How you talk about the major events of your life has a profound impact on your personality. If you change your life story, could you become a healthier, happier person?
Imagine that, when you were 12 years old, your family moved to the other side of the country. In your new school, you were bullied for the first time. When you reflect upon this period of your life today, do you see this as just one of many episodes in which things were going great, and then turned sour? Or do you see it as another example of a tough experience that had a happy ending – perhaps the bullying toughened you up, or led you to meet the person who became your lifelong buddy?
It may not seem as if the way you tell this story, even just to yourself, would shape who you are. But it turns out that how you interpret your life, and tell its story, has profound effects on what kind of person you become.
In the mid-20th Century, the show This Is Your Life was a popular staple on British and US televisions. It involved celebrities and non-celebrities being presented with a red book that featured key events, pivotal turning points and memories from their lives. For the show, these life stories were compiled by researchers. But in reality each of us walks around with a version of the “red book” – one personally authored, often without us even realising it – in our mind.
These narratives exist whether we choose to give them much conscious attention or not. They lend meaning to our existence and provide the foundation for our sense of identity. You are your story. As a team led by Kate McLean at Western Washington University described it in their recent paper in the Journal of Personality and Social Psychology, “the stories we tell about ourselves reveal ourselves, construct ourselves, and sustain ourselves through time”.
The new research from McLean’s group is among the latest to explore the intriguing idea that – though we constantly revise and update them – these personal stories contain various stable elements that reveal something inherent about us. They reflect a fundamental aspect of our personality.
One of McLean’s collaborators, personality expert and pioneer in the field Dan P McAdams at Northwestern University, explained this in his seminal paper The Psychology of Life Stories: “People differ from each other with respect to their self-defining life stories in ways that are not unlike how they differ from each other on more conventional psychological characteristics such as traits.”
In the almost two decades since McAdams made that claim, evidence has accumulated to support the idea that, alongside our goals and values and character traits, our personal narratives reflect a stable aspect of our personalities. (McAdams labels these three aspects of the self the “Personological Trinity”).
Other work also has illustrated the significance of the idea of self-stories as part of personality, since the way we tell our personal stories turns out to have implications for our mental health and overall wellbeing. For instance, if you’re the kind of person who would remember the positives that came out of that (hypothetical) bullying episode at your new school, it’s also more likely that you enjoy a greater sense of wellbeing and satisfaction in life.

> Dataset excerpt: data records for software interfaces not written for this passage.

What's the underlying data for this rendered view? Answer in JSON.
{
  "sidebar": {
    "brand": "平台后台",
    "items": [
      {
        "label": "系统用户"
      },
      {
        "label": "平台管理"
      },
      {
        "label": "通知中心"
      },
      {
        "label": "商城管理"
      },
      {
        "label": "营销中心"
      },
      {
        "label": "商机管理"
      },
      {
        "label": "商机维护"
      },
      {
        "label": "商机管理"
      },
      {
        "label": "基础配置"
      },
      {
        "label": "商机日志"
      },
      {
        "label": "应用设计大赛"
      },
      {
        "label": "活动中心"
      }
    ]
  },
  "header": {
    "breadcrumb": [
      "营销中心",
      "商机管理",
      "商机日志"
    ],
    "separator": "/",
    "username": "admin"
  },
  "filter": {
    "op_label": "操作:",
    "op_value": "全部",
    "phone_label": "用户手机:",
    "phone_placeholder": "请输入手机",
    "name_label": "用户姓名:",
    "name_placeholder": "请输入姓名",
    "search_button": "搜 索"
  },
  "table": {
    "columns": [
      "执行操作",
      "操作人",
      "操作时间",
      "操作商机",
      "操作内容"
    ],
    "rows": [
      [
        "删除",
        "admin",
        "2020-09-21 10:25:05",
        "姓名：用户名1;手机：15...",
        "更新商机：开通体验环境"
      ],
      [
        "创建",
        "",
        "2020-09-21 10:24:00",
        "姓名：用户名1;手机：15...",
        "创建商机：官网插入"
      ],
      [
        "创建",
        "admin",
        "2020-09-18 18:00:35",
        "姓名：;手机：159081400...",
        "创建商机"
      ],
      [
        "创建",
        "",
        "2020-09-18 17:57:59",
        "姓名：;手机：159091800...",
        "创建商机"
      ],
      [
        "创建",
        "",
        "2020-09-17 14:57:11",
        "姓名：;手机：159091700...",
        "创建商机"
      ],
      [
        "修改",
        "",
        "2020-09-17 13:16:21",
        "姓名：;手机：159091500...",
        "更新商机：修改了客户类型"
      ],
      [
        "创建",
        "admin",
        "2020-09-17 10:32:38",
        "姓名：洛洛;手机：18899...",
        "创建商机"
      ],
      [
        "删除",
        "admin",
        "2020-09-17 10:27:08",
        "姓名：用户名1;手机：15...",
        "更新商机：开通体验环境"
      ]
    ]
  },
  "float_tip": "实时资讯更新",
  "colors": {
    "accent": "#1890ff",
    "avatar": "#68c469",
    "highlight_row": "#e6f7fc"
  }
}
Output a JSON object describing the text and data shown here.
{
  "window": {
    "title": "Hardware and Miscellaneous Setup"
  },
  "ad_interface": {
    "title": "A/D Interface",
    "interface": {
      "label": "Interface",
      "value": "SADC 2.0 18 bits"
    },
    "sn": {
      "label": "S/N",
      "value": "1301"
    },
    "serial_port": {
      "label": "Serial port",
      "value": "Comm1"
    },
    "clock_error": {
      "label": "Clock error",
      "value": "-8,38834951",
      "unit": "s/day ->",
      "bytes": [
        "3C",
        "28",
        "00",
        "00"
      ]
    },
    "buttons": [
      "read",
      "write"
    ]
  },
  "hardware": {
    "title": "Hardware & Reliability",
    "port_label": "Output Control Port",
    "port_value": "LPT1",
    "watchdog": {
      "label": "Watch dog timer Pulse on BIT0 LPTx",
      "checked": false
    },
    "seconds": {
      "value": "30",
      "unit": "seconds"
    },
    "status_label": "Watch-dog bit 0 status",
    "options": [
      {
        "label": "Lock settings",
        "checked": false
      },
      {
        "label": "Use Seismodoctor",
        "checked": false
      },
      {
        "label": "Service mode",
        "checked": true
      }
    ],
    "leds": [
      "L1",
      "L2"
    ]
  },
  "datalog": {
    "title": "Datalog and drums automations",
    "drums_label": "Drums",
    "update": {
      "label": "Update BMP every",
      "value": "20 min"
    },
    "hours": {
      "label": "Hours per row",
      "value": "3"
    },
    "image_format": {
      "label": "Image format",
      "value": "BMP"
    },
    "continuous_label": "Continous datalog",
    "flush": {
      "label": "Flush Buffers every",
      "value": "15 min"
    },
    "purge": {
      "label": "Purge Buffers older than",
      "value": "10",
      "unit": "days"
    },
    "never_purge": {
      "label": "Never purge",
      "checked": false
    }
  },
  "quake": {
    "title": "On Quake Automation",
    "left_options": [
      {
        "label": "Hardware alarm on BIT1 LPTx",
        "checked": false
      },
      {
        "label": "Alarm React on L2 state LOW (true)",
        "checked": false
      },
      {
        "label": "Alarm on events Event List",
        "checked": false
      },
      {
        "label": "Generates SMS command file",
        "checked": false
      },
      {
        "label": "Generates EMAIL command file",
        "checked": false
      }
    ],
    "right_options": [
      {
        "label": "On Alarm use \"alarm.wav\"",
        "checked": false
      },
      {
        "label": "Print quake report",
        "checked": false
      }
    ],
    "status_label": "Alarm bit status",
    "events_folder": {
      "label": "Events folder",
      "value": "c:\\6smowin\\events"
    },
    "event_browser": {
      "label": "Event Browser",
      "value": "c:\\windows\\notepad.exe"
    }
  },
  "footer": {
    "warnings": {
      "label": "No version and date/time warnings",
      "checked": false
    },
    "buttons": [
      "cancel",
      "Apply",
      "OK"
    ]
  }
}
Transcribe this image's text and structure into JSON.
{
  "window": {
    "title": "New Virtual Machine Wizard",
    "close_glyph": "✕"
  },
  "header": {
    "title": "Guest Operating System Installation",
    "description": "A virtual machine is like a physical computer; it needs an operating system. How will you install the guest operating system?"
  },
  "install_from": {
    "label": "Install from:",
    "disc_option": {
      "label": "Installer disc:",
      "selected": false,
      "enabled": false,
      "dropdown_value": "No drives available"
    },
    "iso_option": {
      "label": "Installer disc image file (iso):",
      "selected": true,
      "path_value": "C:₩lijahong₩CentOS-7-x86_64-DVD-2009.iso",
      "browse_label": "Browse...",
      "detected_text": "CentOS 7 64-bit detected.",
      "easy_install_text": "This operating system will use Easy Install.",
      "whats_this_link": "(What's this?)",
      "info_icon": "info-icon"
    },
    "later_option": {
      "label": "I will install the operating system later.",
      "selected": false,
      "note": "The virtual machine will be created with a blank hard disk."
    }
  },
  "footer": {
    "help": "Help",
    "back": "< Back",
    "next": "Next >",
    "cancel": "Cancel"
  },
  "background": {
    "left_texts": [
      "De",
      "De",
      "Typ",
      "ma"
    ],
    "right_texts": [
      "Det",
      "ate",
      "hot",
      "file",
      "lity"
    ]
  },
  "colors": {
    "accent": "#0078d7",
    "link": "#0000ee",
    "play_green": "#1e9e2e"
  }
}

Moreover, this raises the tantalising possibility that changing your self-authoring style and focus could be beneficial – indeed, helping people to re-interpret their personal stories in a more constructive light is the basis of what’s known as “narrative therapy”. The red book in your head is not the final edition. Modify your story as you tell it, and perhaps you can change the kind of person you are.